The 27th annual Ottawa Children’s Storytelling Festival runs Nov. 22-27 this year. The festival will be online through Ottawa Public Library’s website and, with limited in-person seating, at the Odawa Native Friendship Centre.
“Stories breathe life into children. That’s what children and youth need right now! — Stories that help them figure out what is happening in their world,” said Jacqui Du Toit.
Kitchissippi’s storyteller, actor and educator Jacqui Du Toit says takes her audiences on a journey, bridging the gap between reality and imagination.
“Storytellers open the door and help the audience step into their imagination,” she added.
Listening to stories builds creativity and self-confidence, teaching an appreciation for the arts. It improves memory and concentration — woe betide a parent or grandparent who has tried to skip a paragraph or two in a favourite bedtime story: “But you didn’t say…!!”
Jacqui was born, raised and educated in theatre arts in South Africa. After moving to Ottawa in 2008, she sought out the diversity, colours, and vibrancy of the arts community that she missed from Cape Town. Jacqui set out to become part of the arts scene in Hintonburg and Kitchissippi.
Jacqui’s enthusiasm and love for her craft is infectious. Stories have existed since the beginning of time, and storytelling, in all its formats, around the world, enables “cross-pollination, a weaving of reality and imagination,” she said.
The Conseil des écoles catholiques du Centre-Est (CECCE) school board believes in the power of story as a learning tool that conveys language, culture and a foundation for literacy. The CECCE is partnering with Ottawa StoryTellers, the Ottawa Public Library, and Odawa Native Friendship Centre to produce the festival. Public health restrictions have once again moved the annual festival online, which means that entire classrooms can join in the fun!
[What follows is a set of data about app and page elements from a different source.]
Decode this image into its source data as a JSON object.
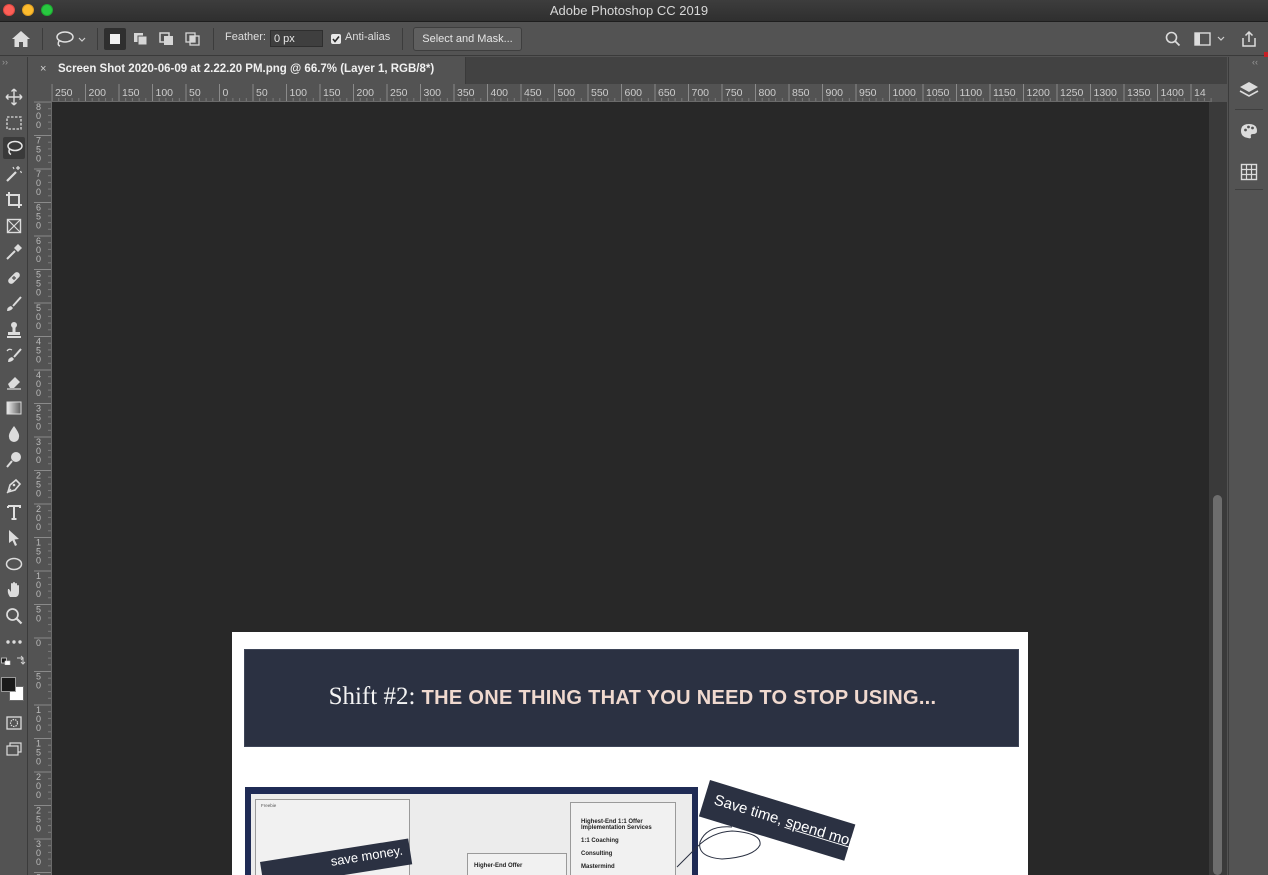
{
  "window": {
    "title": "Adobe Photoshop CC 2019"
  },
  "options_bar": {
    "feather_label": "Feather:",
    "feather_value": "0 px",
    "anti_alias_label": "Anti-alias",
    "anti_alias_checked": true,
    "select_mask_label": "Select and Mask..."
  },
  "document": {
    "tab_title": "Screen Shot 2020-06-09 at 2.22.20 PM.png @ 66.7% (Layer 1, RGB/8*)",
    "close_glyph": "×"
  },
  "ruler": {
    "horizontal_labels": [
      "250",
      "200",
      "150",
      "100",
      "50",
      "0",
      "50",
      "100",
      "150",
      "200",
      "250",
      "300",
      "350",
      "400",
      "450",
      "500",
      "550",
      "600",
      "650",
      "700",
      "750",
      "800",
      "850",
      "900",
      "950",
      "1000",
      "1050",
      "1100",
      "1150",
      "1200",
      "1250",
      "1300",
      "1350",
      "1400",
      "14"
    ],
    "vertical_labels": [
      "800",
      "750",
      "700",
      "650",
      "600",
      "550",
      "500",
      "450",
      "400",
      "350",
      "300",
      "250",
      "200",
      "150",
      "100",
      "50",
      "0",
      "50",
      "100",
      "150",
      "200",
      "250",
      "300",
      "3"
    ]
  },
  "canvas_content": {
    "banner_prefix": "Shift #2: ",
    "banner_main": "THE ONE THING THAT YOU NEED TO STOP USING...",
    "sticker_text_start": "Save time, ",
    "sticker_text_link": "spend money.",
    "left_banner_text": "save money.",
    "slide_freebie": "Freebie",
    "slide_high_offer": "Highest-End 1:1 Offer",
    "slide_impl": "Implementation Services",
    "slide_coaching": "1:1 Coaching",
    "slide_consulting": "Consulting",
    "slide_mastermind": "Mastermind",
    "slide_higher_end": "Higher-End Offer"
  },
  "colors": {
    "app_bg": "#535353",
    "canvas_bg": "#282828",
    "banner_bg": "#2b3142",
    "banner_accent": "#f0d9cf",
    "close_red": "#fc5f57",
    "minimize_yellow": "#fdbc2e",
    "maximize_green": "#28c840"
  },
  "tools": [
    "move-icon",
    "marquee-icon",
    "lasso-icon",
    "magic-wand-icon",
    "crop-icon",
    "frame-icon",
    "eyedropper-icon",
    "healing-brush-icon",
    "brush-icon",
    "clone-stamp-icon",
    "history-brush-icon",
    "eraser-icon",
    "gradient-icon",
    "blur-icon",
    "dodge-icon",
    "pen-icon",
    "type-icon",
    "path-selection-icon",
    "ellipse-icon",
    "hand-icon",
    "zoom-icon",
    "more-tools-icon"
  ]
}
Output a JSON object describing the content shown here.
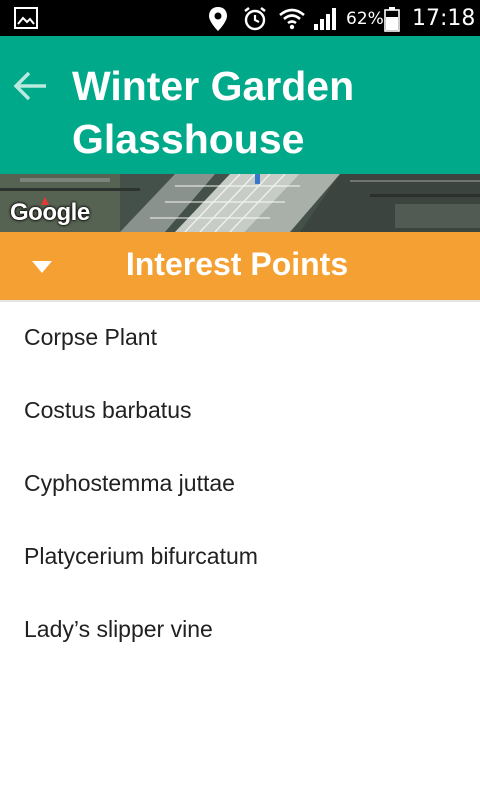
{
  "status_bar": {
    "battery_percent": "62%",
    "time": "17:18",
    "icons": [
      "gallery-icon",
      "location-icon",
      "alarm-icon",
      "wifi-icon",
      "signal-icon",
      "battery-icon"
    ]
  },
  "app_bar": {
    "title": "Winter Garden Glasshouse",
    "back_icon": "arrow-back-icon",
    "background_color": "#00a98a"
  },
  "map": {
    "logo_text": "Google"
  },
  "section": {
    "title": "Interest Points",
    "toggle_icon": "triangle-down-icon",
    "background_color": "#f5a033"
  },
  "interest_points": [
    "Corpse Plant",
    "Costus barbatus",
    "Cyphostemma juttae",
    "Platycerium bifurcatum",
    "Lady’s slipper vine"
  ]
}
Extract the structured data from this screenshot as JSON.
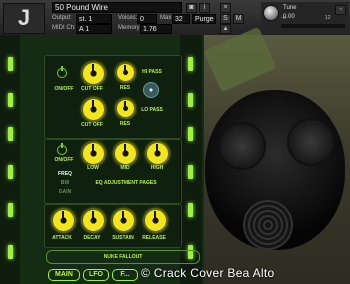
{
  "header": {
    "logo": "J",
    "instrument_name": "50 Pound Wire",
    "output": {
      "label": "Output:",
      "value": "st. 1"
    },
    "midi": {
      "label": "MIDI Ch:",
      "value": "A 1"
    },
    "voices": {
      "label": "Voices:",
      "value": "0",
      "max_label": "Max:",
      "max_value": "32"
    },
    "memory": {
      "label": "Memory:",
      "value": "1.76 MB"
    },
    "purge": "Purge",
    "solo": "S",
    "mute": "M",
    "tune": {
      "label": "Tune",
      "value": "0.00"
    },
    "meter_ticks": [
      "-∞",
      "12"
    ]
  },
  "filter": {
    "on_off": "ON/OFF",
    "cutoff_label": "CUT OFF",
    "res_label": "RES",
    "hi_pass": "HI PASS",
    "lo_pass": "LO PASS"
  },
  "eq": {
    "on_off": "ON/OFF",
    "bands": [
      "LOW",
      "MID",
      "HIGH"
    ],
    "modes": [
      "FREQ",
      "BW",
      "GAIN"
    ],
    "pages_label": "EQ ADJUSTMENT PAGES"
  },
  "envelope": {
    "labels": [
      "ATTACK",
      "DECAY",
      "SUSTAIN",
      "RELEASE"
    ]
  },
  "fallout_button": "NUKE FALLOUT",
  "tabs": [
    "MAIN",
    "LFO",
    "F..."
  ],
  "watermark": "© Crack Cover Bea Alto",
  "colors": {
    "accent": "#b8f040",
    "knob": "#f2e51a",
    "panel": "#142b14"
  }
}
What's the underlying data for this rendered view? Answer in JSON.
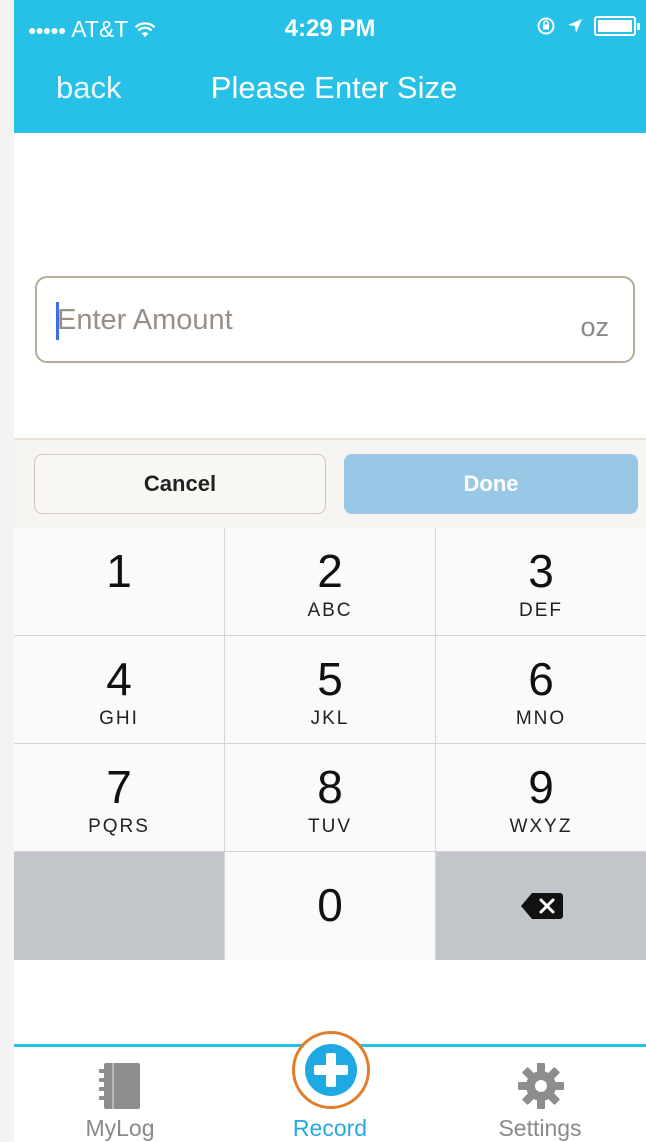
{
  "status_bar": {
    "signal_dots": "●●●●●",
    "carrier": "AT&T",
    "time": "4:29 PM"
  },
  "nav": {
    "back_label": "back",
    "title": "Please Enter Size"
  },
  "amount_field": {
    "value": "",
    "placeholder": "Enter Amount",
    "unit": "oz"
  },
  "keyboard_toolbar": {
    "cancel_label": "Cancel",
    "done_label": "Done"
  },
  "keypad": {
    "keys": [
      {
        "digit": "1",
        "letters": ""
      },
      {
        "digit": "2",
        "letters": "ABC"
      },
      {
        "digit": "3",
        "letters": "DEF"
      },
      {
        "digit": "4",
        "letters": "GHI"
      },
      {
        "digit": "5",
        "letters": "JKL"
      },
      {
        "digit": "6",
        "letters": "MNO"
      },
      {
        "digit": "7",
        "letters": "PQRS"
      },
      {
        "digit": "8",
        "letters": "TUV"
      },
      {
        "digit": "9",
        "letters": "WXYZ"
      },
      {
        "digit": "0",
        "letters": ""
      }
    ]
  },
  "tabbar": {
    "items": [
      {
        "label": "MyLog",
        "icon": "notebook-icon"
      },
      {
        "label": "Record",
        "icon": "plus-icon"
      },
      {
        "label": "Settings",
        "icon": "gear-icon"
      }
    ]
  },
  "colors": {
    "accent": "#27c1e8",
    "record_ring": "#e27d2a",
    "done_button": "#98c8e5"
  }
}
Proven to benefit children’s mental and emotional health, storytelling is also an effective way to transmit cultural knowledge, beliefs and values and is a powerful tool for socialization. Storytellers at this year’s festival reflect the experiences, wit and wisdom of Indigenous people, Francophones and Anglophones. By listening to stories from other cultures, children broaden their emotional intelligence and empathy, identifying what feelings they have in common, rather than focusing on differences.
Come hear Jacqui’s tales of that Trickster—Rabbit! Traditional stories from Jacqui’s South African homeland: Tuesday, Nov. 23 at 12:30 p.m.
The festival runs Nov. 22-27and will be available for free on the Ottawa Public Library’s website Kids’ Zone.
This article was written by Karen Sinclair, local author and storyteller and Karen Fee, storytelling grandmother. Both Karens are members of Ottawa StoryTellers.